--- Task to carry out ---
What follows is data; output all of it exactly as given.

════

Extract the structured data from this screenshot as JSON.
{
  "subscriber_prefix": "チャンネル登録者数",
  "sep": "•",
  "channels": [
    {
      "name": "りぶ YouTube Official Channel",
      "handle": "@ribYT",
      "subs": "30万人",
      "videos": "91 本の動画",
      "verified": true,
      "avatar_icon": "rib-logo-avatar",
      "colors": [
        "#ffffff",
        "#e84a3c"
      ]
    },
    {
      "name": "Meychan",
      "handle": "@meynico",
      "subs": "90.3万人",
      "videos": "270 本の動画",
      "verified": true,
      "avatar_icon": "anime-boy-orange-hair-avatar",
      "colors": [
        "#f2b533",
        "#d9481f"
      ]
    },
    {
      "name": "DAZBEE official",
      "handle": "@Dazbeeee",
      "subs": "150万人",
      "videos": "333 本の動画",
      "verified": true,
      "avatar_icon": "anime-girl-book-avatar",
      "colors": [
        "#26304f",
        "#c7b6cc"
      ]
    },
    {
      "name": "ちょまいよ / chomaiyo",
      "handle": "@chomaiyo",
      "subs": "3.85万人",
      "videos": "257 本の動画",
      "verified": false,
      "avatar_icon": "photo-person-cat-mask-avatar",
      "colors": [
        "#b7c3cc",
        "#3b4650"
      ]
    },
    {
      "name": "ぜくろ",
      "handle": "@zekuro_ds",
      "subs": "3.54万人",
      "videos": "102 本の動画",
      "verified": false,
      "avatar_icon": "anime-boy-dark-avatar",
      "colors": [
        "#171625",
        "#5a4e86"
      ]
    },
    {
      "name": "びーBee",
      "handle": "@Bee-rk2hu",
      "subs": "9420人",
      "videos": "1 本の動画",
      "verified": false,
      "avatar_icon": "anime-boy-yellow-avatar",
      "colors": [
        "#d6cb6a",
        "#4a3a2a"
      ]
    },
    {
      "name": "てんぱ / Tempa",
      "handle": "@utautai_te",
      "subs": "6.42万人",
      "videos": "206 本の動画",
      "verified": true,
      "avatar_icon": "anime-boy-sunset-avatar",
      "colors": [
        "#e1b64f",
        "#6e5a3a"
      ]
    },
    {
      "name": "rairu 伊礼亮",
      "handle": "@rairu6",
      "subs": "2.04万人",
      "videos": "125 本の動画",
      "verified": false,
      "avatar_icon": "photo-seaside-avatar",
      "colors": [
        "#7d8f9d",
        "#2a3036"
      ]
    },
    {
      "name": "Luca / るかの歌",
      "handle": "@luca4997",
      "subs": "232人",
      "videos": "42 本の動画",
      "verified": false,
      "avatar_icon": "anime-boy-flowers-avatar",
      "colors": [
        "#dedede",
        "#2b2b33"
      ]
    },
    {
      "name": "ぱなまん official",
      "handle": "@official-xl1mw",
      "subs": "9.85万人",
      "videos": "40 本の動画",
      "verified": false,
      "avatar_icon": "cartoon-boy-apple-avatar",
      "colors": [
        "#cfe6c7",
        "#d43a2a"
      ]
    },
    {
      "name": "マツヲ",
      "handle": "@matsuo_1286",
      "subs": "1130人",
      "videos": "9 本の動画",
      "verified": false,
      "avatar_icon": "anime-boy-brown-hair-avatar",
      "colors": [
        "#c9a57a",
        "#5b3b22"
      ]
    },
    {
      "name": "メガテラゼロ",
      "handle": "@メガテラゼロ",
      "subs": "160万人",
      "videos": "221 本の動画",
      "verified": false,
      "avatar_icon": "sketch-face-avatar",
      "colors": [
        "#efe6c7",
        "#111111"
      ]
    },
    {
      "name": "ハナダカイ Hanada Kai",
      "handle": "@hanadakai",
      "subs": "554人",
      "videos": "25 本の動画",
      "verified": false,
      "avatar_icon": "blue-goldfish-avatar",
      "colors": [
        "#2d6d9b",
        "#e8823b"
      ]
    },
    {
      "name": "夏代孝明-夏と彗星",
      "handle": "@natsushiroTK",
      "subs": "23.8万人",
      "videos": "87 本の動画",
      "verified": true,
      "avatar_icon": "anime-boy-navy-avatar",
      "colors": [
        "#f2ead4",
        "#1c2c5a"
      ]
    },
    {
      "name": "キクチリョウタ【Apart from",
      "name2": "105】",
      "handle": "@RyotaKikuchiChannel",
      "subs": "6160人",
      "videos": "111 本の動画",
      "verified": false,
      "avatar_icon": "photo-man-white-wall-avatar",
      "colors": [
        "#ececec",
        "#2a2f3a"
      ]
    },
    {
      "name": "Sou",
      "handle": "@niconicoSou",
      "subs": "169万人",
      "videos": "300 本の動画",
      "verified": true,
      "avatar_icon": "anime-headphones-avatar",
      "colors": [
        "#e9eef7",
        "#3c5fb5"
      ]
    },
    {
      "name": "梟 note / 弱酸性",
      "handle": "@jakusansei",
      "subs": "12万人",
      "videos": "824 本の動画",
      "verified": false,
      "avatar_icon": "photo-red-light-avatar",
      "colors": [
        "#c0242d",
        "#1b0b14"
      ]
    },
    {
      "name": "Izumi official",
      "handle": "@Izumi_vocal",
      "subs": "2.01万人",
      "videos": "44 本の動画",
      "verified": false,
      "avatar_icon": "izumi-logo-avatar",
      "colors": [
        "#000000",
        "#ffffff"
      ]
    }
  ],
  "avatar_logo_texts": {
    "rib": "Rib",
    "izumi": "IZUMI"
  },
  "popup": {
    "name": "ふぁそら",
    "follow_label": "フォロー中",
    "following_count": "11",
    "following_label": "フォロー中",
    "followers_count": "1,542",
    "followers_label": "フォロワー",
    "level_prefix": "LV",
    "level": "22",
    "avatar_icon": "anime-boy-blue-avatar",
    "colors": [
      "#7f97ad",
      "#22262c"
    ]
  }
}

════

--- Task answer ---
Extract the structured data from this screenshot as JSON.
{
  "subscriber_prefix": "チャンネル登録者数",
  "sep": "•",
  "channels": [
    {
      "name": "りぶ YouTube Official Channel",
      "handle": "@ribYT",
      "subs": "30万人",
      "videos": "91 本の動画",
      "verified": true,
      "avatar_icon": "rib-logo-avatar",
      "colors": [
        "#ffffff",
        "#e84a3c"
      ]
    },
    {
      "name": "Meychan",
      "handle": "@meynico",
      "subs": "90.3万人",
      "videos": "270 本の動画",
      "verified": true,
      "avatar_icon": "anime-boy-orange-hair-avatar",
      "colors": [
        "#f2b533",
        "#d9481f"
      ]
    },
    {
      "name": "DAZBEE official",
      "handle": "@Dazbeeee",
      "subs": "150万人",
      "videos": "333 本の動画",
      "verified": true,
      "avatar_icon": "anime-girl-book-avatar",
      "colors": [
        "#26304f",
        "#c7b6cc"
      ]
    },
    {
      "name": "ちょまいよ / chomaiyo",
      "handle": "@chomaiyo",
      "subs": "3.85万人",
      "videos": "257 本の動画",
      "verified": false,
      "avatar_icon": "photo-person-cat-mask-avatar",
      "colors": [
        "#b7c3cc",
        "#3b4650"
      ]
    },
    {
      "name": "ぜくろ",
      "handle": "@zekuro_ds",
      "subs": "3.54万人",
      "videos": "102 本の動画",
      "verified": false,
      "avatar_icon": "anime-boy-dark-avatar",
      "colors": [
        "#171625",
        "#5a4e86"
      ]
    },
    {
      "name": "びーBee",
      "handle": "@Bee-rk2hu",
      "subs": "9420人",
      "videos": "1 本の動画",
      "verified": false,
      "avatar_icon": "anime-boy-yellow-avatar",
      "colors": [
        "#d6cb6a",
        "#4a3a2a"
      ]
    },
    {
      "name": "てんぱ / Tempa",
      "handle": "@utautai_te",
      "subs": "6.42万人",
      "videos": "206 本の動画",
      "verified": true,
      "avatar_icon": "anime-boy-sunset-avatar",
      "colors": [
        "#e1b64f",
        "#6e5a3a"
      ]
    },
    {
      "name": "rairu 伊礼亮",
      "handle": "@rairu6",
      "subs": "2.04万人",
      "videos": "125 本の動画",
      "verified": false,
      "avatar_icon": "photo-seaside-avatar",
      "colors": [
        "#7d8f9d",
        "#2a3036"
      ]
    },
    {
      "name": "Luca / るかの歌",
      "handle": "@luca4997",
      "subs": "232人",
      "videos": "42 本の動画",
      "verified": false,
      "avatar_icon": "anime-boy-flowers-avatar",
      "colors": [
        "#dedede",
        "#2b2b33"
      ]
    },
    {
      "name": "ぱなまん official",
      "handle": "@official-xl1mw",
      "subs": "9.85万人",
      "videos": "40 本の動画",
      "verified": false,
      "avatar_icon": "cartoon-boy-apple-avatar",
      "colors": [
        "#cfe6c7",
        "#d43a2a"
      ]
    },
    {
      "name": "マツヲ",
      "handle": "@matsuo_1286",
      "subs": "1130人",
      "videos": "9 本の動画",
      "verified": false,
      "avatar_icon": "anime-boy-brown-hair-avatar",
      "colors": [
        "#c9a57a",
        "#5b3b22"
      ]
    },
    {
      "name": "メガテラゼロ",
      "handle": "@メガテラゼロ",
      "subs": "160万人",
      "videos": "221 本の動画",
      "verified": false,
      "avatar_icon": "sketch-face-avatar",
      "colors": [
        "#efe6c7",
        "#111111"
      ]
    },
    {
      "name": "ハナダカイ Hanada Kai",
      "handle": "@hanadakai",
      "subs": "554人",
      "videos": "25 本の動画",
      "verified": false,
      "avatar_icon": "blue-goldfish-avatar",
      "colors": [
        "#2d6d9b",
        "#e8823b"
      ]
    },
    {
      "name": "夏代孝明-夏と彗星",
      "handle": "@natsushiroTK",
      "subs": "23.8万人",
      "videos": "87 本の動画",
      "verified": true,
      "avatar_icon": "anime-boy-navy-avatar",
      "colors": [
        "#f2ead4",
        "#1c2c5a"
      ]
    },
    {
      "name": "キクチリョウタ【Apart from",
      "name2": "105】",
      "handle": "@RyotaKikuchiChannel",
      "subs": "6160人",
      "videos": "111 本の動画",
      "verified": false,
      "avatar_icon": "photo-man-white-wall-avatar",
      "colors": [
        "#ececec",
        "#2a2f3a"
      ]
    },
    {
      "name": "Sou",
      "handle": "@niconicoSou",
      "subs": "169万人",
      "videos": "300 本の動画",
      "verified": true,
      "avatar_icon": "anime-headphones-avatar",
      "colors": [
        "#e9eef7",
        "#3c5fb5"
      ]
    },
    {
      "name": "梟 note / 弱酸性",
      "handle": "@jakusansei",
      "subs": "12万人",
      "videos": "824 本の動画",
      "verified": false,
      "avatar_icon": "photo-red-light-avatar",
      "colors": [
        "#c0242d",
        "#1b0b14"
      ]
    },
    {
      "name": "Izumi official",
      "handle": "@Izumi_vocal",
      "subs": "2.01万人",
      "videos": "44 本の動画",
      "verified": false,
      "avatar_icon": "izumi-logo-avatar",
      "colors": [
        "#000000",
        "#ffffff"
      ]
    }
  ],
  "avatar_logo_texts": {
    "rib": "Rib",
    "izumi": "IZUMI"
  },
  "popup": {
    "name": "ふぁそら",
    "follow_label": "フォロー中",
    "following_count": "11",
    "following_label": "フォロー中",
    "followers_count": "1,542",
    "followers_label": "フォロワー",
    "level_prefix": "LV",
    "level": "22",
    "avatar_icon": "anime-boy-blue-avatar",
    "colors": [
      "#7f97ad",
      "#22262c"
    ]
  }
}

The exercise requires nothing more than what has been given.